━━━━━ SUPPLIED INFORMATION ━━━━━
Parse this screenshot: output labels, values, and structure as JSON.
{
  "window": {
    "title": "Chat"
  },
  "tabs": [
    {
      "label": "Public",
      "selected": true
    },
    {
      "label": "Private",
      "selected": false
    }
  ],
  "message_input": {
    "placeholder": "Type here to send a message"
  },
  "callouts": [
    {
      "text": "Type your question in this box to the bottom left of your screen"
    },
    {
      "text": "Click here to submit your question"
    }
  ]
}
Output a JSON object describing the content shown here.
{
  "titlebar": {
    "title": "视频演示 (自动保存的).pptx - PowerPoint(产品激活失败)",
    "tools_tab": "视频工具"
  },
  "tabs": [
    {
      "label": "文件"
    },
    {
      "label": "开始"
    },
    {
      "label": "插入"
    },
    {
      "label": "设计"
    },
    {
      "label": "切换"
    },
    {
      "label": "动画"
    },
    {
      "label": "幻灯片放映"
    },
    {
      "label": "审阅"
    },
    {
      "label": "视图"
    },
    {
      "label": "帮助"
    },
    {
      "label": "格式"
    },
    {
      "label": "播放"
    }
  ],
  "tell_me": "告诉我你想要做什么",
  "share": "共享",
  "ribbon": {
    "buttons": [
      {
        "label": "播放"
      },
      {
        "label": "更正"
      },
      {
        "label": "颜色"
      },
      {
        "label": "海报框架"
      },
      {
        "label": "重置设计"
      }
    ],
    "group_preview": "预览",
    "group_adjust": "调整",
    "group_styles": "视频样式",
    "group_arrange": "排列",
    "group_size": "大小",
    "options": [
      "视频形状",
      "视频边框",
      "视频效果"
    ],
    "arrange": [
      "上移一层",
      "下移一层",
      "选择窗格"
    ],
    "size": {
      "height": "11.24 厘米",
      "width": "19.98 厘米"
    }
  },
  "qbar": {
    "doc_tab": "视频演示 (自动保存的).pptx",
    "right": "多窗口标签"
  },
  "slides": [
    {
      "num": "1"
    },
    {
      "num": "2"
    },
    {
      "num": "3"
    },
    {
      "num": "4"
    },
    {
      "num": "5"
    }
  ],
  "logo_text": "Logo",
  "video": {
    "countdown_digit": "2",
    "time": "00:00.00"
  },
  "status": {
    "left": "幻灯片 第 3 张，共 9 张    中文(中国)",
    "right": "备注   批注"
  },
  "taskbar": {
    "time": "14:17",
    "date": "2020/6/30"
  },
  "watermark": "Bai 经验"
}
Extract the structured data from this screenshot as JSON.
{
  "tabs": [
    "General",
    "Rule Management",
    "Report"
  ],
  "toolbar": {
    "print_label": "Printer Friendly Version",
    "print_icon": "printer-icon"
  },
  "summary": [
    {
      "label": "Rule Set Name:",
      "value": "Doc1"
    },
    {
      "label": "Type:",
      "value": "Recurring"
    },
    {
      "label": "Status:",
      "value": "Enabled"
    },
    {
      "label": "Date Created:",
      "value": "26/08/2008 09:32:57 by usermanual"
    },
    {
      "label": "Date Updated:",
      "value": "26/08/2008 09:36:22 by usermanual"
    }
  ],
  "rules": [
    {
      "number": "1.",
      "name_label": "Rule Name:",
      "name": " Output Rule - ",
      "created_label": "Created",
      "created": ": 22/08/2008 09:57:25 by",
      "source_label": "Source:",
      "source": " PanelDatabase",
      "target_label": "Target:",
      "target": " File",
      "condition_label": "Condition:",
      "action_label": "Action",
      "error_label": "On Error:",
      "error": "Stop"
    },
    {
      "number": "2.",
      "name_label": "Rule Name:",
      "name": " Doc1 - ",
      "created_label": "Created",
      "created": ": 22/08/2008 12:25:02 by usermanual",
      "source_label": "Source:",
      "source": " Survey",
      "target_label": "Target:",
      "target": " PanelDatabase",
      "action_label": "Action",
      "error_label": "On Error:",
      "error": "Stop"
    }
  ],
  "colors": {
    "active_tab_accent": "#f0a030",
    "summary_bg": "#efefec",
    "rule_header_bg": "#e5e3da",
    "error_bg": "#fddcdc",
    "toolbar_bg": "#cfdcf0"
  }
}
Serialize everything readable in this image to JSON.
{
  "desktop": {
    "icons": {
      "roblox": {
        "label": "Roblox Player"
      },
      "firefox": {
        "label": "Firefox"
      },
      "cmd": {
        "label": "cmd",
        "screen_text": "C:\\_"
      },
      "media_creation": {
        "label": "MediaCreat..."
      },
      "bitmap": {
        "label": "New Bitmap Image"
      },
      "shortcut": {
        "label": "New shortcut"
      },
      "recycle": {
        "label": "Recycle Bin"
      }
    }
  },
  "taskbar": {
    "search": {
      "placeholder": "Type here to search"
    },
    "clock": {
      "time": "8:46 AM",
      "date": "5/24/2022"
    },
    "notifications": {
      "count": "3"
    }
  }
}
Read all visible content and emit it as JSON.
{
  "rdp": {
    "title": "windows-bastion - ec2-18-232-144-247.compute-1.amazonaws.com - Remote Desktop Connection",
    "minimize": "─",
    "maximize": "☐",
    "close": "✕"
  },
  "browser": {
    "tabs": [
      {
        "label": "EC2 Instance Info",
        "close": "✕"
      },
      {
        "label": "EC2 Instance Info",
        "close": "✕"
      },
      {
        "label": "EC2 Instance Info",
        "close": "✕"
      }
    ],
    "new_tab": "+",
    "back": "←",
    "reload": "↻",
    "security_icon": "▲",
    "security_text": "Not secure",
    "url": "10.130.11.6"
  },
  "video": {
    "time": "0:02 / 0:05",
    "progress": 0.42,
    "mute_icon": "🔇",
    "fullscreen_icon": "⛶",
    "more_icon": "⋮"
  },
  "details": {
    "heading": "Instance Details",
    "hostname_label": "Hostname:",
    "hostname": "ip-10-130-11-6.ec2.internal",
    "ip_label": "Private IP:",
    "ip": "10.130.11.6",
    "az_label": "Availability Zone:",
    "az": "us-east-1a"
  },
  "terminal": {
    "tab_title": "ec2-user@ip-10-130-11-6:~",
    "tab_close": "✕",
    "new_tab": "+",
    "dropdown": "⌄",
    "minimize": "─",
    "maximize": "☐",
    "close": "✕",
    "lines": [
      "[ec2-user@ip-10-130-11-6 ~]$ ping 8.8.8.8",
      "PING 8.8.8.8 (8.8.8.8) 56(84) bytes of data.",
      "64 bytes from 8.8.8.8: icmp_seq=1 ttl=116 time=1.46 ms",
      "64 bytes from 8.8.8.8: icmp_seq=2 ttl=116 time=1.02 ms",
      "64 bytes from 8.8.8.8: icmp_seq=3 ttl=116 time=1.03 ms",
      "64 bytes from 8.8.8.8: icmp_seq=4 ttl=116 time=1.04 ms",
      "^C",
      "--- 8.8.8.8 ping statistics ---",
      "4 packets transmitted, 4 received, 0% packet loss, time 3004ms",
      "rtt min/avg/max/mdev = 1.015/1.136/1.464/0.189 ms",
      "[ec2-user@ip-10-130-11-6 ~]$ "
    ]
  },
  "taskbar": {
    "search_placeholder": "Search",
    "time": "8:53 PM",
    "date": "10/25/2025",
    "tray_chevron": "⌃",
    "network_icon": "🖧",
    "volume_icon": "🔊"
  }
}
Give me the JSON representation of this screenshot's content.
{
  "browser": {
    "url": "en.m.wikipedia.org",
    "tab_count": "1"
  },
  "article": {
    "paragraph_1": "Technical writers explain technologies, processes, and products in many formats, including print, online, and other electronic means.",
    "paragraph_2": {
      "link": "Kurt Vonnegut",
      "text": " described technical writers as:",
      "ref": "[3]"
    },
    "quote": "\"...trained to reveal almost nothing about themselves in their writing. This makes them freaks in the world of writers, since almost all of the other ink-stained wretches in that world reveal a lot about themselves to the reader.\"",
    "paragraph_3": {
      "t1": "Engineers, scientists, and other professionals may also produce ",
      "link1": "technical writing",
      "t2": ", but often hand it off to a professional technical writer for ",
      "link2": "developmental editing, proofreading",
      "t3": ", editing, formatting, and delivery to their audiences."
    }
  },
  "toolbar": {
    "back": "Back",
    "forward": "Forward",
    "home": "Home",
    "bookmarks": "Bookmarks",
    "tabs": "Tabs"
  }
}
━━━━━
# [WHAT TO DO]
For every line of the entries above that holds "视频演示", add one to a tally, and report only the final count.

# [OUTPUT BELOW]
2